▶ [TASK]: Every line below should be copied out exactly.

■ ■ ■ ■ ■ ■ ■

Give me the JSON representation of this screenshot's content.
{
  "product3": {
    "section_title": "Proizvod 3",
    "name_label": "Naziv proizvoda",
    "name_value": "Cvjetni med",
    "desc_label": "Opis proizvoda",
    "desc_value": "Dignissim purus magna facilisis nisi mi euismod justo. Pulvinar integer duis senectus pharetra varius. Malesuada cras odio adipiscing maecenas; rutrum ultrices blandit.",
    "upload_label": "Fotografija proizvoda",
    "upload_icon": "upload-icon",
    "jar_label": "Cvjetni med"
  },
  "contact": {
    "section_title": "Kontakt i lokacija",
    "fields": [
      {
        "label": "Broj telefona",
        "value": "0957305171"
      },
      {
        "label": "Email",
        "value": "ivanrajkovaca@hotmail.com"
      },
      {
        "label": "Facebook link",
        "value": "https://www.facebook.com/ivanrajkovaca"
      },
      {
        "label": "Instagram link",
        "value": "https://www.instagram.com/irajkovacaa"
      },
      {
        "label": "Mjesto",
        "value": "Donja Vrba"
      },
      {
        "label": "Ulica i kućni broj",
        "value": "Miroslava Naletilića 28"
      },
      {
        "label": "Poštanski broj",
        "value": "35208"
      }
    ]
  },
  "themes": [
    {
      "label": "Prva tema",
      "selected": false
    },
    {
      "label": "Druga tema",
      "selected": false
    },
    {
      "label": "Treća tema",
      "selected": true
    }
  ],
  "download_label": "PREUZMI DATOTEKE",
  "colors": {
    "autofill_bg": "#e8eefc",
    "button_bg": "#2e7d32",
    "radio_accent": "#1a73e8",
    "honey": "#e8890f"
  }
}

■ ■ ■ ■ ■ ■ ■

▶ [WRITTEN SOLUTION]:
Give me the JSON representation of this screenshot's content.
{
  "product3": {
    "section_title": "Proizvod 3",
    "name_label": "Naziv proizvoda",
    "name_value": "Cvjetni med",
    "desc_label": "Opis proizvoda",
    "desc_value": "Dignissim purus magna facilisis nisi mi euismod justo. Pulvinar integer duis senectus pharetra varius. Malesuada cras odio adipiscing maecenas; rutrum ultrices blandit.",
    "upload_label": "Fotografija proizvoda",
    "upload_icon": "upload-icon",
    "jar_label": "Cvjetni med"
  },
  "contact": {
    "section_title": "Kontakt i lokacija",
    "fields": [
      {
        "label": "Broj telefona",
        "value": "0957305171"
      },
      {
        "label": "Email",
        "value": "ivanrajkovaca@hotmail.com"
      },
      {
        "label": "Facebook link",
        "value": "https://www.facebook.com/ivanrajkovaca"
      },
      {
        "label": "Instagram link",
        "value": "https://www.instagram.com/irajkovacaa"
      },
      {
        "label": "Mjesto",
        "value": "Donja Vrba"
      },
      {
        "label": "Ulica i kućni broj",
        "value": "Miroslava Naletilića 28"
      },
      {
        "label": "Poštanski broj",
        "value": "35208"
      }
    ]
  },
  "themes": [
    {
      "label": "Prva tema",
      "selected": false
    },
    {
      "label": "Druga tema",
      "selected": false
    },
    {
      "label": "Treća tema",
      "selected": true
    }
  ],
  "download_label": "PREUZMI DATOTEKE",
  "colors": {
    "autofill_bg": "#e8eefc",
    "button_bg": "#2e7d32",
    "radio_accent": "#1a73e8",
    "honey": "#e8890f"
  }
}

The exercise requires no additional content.